In defense of nondenominationalism (and a joint call to theological depth)

This piece is a response to “Against nondenominationalism: A call to doctrinal arms.” To read that piece in full, visit

In last week’s edition of Chimes, a fellow author argued against nondenominationalism — that is, Christians and churches who choose not to identify with a specific Christian denomination. He believes that this movement within the American church contributes to the overall theological decline of students at Calvin.

As a nondenominational (often abbreviated nondenom) Christian myself, I disagree. Although I cannot speak for all of the movement, I can speak from my own upbringing and the churches and individuals that have played a role in my own faith formation. From these experiences, I will offer an alternative view.

First, the author expresses a misconception of what being nondenom is. Choosing to practice faith apart from the structure of a denomination does not entail being insulated from, nor discarding, the richness of church history and Christian thought.

I grew up reading Reformed authors and listening to Baptist preachers. The pastors I have heard in nondenom churches consistently draw on commentaries ranging from the modern-day all the way back to thinkers from the Reformation, like Luther and Calvin. The result is not a weakened theological framework, but a robust one — centered on the message of Christ — that holds a high view of Scripture.
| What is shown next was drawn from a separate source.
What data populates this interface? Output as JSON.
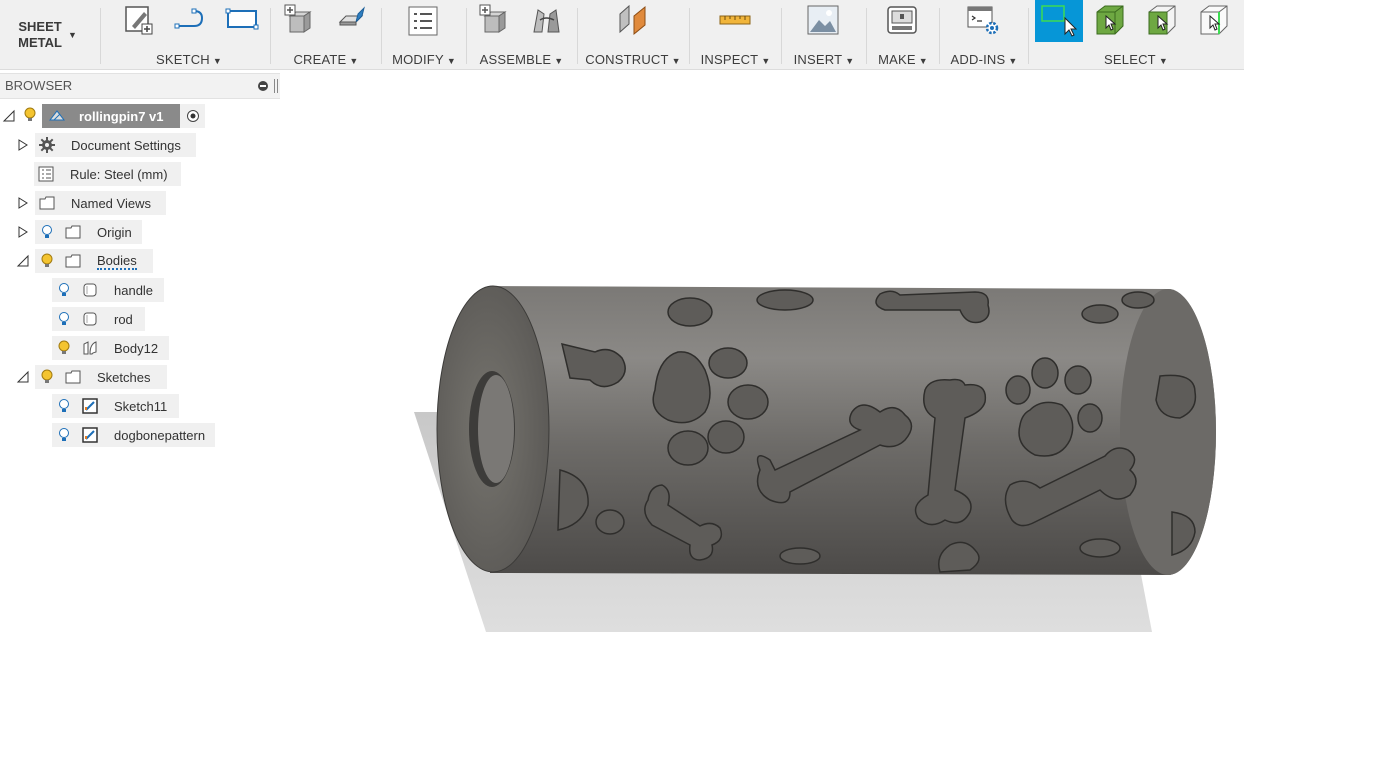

Second, the previous author argues that knowing the terms of doctrine is requisite to engaging in inter-tradition dialogue for the purposes of mutual edification. However, a nondenominational background is not necessarily lacking in theological perspectives, nor is its lack of a single tradition a detriment to these discussions — rather, it is a strength.

When I first began worshiping alongside the Christian Reformed Church (CRC), I quickly found that not only had I stepped into a different theological framework but also into a subculture. Denominations share many similarities with cultures. Every culture has its strengths and weaknesses, admirable traits and hidden faults. Often, it takes an outside perspective — such as someone who is part of, or at least influenced by, multiple cultures — to see the implicit biases more clearly.

I suspect that the hidden biases and group identity involved in being part of a denomination may actually hurt, not facilitate, the kind of inter-tradition dialogue which the previous author advocates. For example, when my family talks about their decision to send my little sister to a Baptist high school, we have been met with a negative, almost gut-level response from many CRC Christians.

Are Christians that adhere to a faith tradition less likely to listen to viewpoints from other traditions? I hope not, and I’m thankful to know many individuals who are very willing to have conversations with Christians from all kinds of backgrounds. Nondenom Christians are by no means free from our own implicit biases. But when our theological beliefs are tied down to Scripture more than a church body or sense of group identity, we are actually better prepared to converse with traditions that we disagree with.

Finally, I see and lament the doctrinal “slippage” that the previous author points out. Many Calvin students place more emphasis on attending Friday chapel than taking the initiative to dive into the Word regularly and see how it speaks to their lives.

However, when the author blames all the nondenom churches in America for this phenomenon, he is taking his argument too far. Theological formation happens more on the level of the individual and their immediate community. A Christian may know all the jargon of their denomination yet never be changed by the gospel; likewise, someone who does not belong to a faith tradition may lack depth in their reading of Scripture.

But of course, there will be churches and Christians on both sides that do this wonderfully. My father, a huge influence on my own faith, read up on his theology — without a denomination, Christian parents or even a seminary degree — and served in cross-cultural ministry for 17 years. He took it upon himself to learn doctrine and teach us simply because he believed it was important. Although doctrine is no replacement for genuine faith and renewal coming from the Holy Spirit, I also think it is too vital to ignore. It is my hope that every Calvin student finds themselves rooted and growing in a community where they can dig deep into everything Scripture and Christian thought have to offer — in a denomination or otherwise.